So if the law of single sex exemptions is already being ignored and disregarded, imagine how much worse it would become if there was any loosening of the law, or if self ID was to become a reality.

We know that female-only spaces and services are already being forced to include men, and we know of female-only spaces and services that are being forced to close down due to funding being withheld because they refuse to accept men. This is hugely detrimental to women and women’s health.

The law is not being enforced to protect women and girls. This needs to change

The law needs to be tightened up and it needs to be enforced; enforced to ensure that female-only spaces and services in this country are protected. Business and organisations should face fines or legal action if they knowingly, and deliberately flout the law.

And rather than cut funding to female-only services, instead these organisations should be encouraged, and given more financial help to enable them to support woman within the community.

There needs to be clarity around the law so that women know the law is on their side, and that they are entitled to have female-only services.

We need clarity around the law so that women know they are entitled to exclude men from single sex spaces.

Once there is clarity, then woman will feel the confidence in demanding female-only spaces and confronting those who seek to threaten it.

This confidence to confront is essential in situations where a man seeks to enter a female only space.

Almost this time last year, I spoke at another WPUK meeting in central London.

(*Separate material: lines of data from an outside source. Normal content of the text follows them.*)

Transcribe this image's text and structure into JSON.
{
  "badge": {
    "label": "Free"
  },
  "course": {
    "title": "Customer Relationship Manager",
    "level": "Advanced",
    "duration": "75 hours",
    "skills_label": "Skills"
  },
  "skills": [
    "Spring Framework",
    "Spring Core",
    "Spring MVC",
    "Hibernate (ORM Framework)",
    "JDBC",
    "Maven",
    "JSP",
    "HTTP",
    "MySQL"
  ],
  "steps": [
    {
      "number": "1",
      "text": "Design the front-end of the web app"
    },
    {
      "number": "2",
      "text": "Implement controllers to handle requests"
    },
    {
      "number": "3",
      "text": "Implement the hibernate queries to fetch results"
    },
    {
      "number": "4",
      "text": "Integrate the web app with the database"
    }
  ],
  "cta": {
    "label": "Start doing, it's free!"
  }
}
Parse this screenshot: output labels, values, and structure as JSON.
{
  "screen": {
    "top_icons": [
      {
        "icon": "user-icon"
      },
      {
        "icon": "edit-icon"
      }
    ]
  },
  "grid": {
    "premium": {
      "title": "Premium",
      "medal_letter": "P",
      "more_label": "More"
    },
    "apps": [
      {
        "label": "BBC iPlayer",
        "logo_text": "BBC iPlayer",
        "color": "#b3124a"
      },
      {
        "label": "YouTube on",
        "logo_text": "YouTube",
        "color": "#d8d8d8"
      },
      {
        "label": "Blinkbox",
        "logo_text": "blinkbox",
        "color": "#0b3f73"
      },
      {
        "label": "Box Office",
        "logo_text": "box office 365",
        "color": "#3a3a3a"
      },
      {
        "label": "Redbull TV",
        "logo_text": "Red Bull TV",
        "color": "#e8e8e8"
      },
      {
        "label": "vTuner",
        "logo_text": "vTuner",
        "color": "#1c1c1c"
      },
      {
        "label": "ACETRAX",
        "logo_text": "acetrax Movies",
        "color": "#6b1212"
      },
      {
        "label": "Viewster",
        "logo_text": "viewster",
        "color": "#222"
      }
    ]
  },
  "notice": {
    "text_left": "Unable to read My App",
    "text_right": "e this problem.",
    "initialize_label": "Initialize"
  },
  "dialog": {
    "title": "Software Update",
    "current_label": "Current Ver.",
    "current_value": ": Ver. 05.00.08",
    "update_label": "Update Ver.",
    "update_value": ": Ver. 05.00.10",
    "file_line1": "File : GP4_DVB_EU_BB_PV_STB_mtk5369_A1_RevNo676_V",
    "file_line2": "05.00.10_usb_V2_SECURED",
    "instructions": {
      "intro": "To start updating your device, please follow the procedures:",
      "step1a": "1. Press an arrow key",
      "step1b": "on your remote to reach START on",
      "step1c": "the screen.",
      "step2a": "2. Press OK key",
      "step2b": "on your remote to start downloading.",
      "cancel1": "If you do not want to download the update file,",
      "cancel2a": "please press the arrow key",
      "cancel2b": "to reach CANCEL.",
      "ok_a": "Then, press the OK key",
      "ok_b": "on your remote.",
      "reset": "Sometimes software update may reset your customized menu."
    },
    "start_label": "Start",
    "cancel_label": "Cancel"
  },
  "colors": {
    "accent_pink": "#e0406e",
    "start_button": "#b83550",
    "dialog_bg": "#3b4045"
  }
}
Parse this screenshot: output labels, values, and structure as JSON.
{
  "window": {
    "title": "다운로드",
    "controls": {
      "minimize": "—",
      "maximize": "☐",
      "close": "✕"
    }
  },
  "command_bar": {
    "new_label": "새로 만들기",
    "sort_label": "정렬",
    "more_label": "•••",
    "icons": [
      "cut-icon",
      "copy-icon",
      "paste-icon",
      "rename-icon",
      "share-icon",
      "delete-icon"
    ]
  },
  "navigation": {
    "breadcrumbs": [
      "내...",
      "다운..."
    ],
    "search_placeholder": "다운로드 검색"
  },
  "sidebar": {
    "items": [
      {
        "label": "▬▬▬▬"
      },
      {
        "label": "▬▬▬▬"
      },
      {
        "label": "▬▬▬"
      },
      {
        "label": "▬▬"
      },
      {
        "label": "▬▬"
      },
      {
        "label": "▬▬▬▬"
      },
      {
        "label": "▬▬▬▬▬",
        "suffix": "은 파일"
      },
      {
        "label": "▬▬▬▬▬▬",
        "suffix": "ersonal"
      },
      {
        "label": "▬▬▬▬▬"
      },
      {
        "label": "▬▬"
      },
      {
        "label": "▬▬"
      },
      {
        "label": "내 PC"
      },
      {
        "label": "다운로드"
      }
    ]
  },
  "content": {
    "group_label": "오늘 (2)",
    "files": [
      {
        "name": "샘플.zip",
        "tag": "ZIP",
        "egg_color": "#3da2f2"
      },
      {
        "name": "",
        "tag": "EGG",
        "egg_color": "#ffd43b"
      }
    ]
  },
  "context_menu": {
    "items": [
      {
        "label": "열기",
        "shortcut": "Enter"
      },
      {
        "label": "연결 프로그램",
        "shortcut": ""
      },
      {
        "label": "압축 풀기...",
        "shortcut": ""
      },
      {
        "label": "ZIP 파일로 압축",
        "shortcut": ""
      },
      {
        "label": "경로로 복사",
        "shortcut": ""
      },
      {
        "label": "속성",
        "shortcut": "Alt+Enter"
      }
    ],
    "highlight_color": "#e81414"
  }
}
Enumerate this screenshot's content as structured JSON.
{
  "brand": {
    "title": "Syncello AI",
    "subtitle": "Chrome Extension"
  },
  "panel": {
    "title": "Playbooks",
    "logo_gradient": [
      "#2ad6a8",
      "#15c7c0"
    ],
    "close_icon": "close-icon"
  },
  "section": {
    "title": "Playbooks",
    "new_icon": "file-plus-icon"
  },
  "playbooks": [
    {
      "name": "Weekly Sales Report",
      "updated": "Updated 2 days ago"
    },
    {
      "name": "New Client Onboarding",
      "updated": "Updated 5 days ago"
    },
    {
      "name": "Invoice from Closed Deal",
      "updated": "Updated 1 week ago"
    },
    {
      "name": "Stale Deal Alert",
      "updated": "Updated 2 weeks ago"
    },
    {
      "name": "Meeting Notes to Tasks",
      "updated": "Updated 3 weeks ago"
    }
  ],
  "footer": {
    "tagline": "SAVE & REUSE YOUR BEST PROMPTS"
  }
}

At that meeting I described the decades long battle female fire-fighters had gone through in their fight for female-only facilities of fire stations.

At that same meeting I told you how I felt that if the current push for mix sex facilities in the name of inclusion were to continue, then fire services across the country would use it as an excuse to save money by only providing mix sex facilities on fire stations.

At the time I gave that warning, those in favour of the GRA proposals, including many people within the fire service and the fire brigade union, scoffed at my claim, saying I was scare mongering and such a thing would never happen.

Well it didn’t take long for my so-called scare mongering to be proved correct.

In November last year, the Scottish Fire and Rescue service announced they would be agreeing a new standardised layout for all fire stations in Scotland.

At the same time, they announced they would be rejecting all single sex facilities such as toilets, dormitories and showers, and instead will only adopt mixed sex facilities

When challenged on this, the Scottish Fire and Rescue Service’s justification for their decision was that trade unions had recently adopted the GRA proposals on self-ID.

So there you have it, a direct and actual consequence of what happens when we do not protect female only spaces and we allow the law to be ignored.

What we have ended up with, is the largest fire brigade in this country, being allowed to rip the rights away of female fire-fighters.

 So let what has happened in Scotland be a lesson to all the pro-self ID politicians, trade unionists, political commentators and the woko haram brigade. They say that women’s rights aren’t under attack; that we women have nothing to worry about; that we are on the wrong side of history…

Well, we women are under attack. Let know one tell you otherwise

But it will be down to women like us, women who know our politics and who know our feminism, that will never allow our rights to be sacrificed simply to indulge the gender identity mafia.

Unlike others, we do not use threats, bullying or intimidations to make our arguments; instead we use our sisterhood and our we use our strength.

We will work within the law to ensure the law is protected and we will win

Thank you

@luluchops1

Links to all the speeches are here:

1. Women have the right to self-organise

2. The law must work for women

3. An end to violence against women

4. Nothing about us without us

5. Sex matters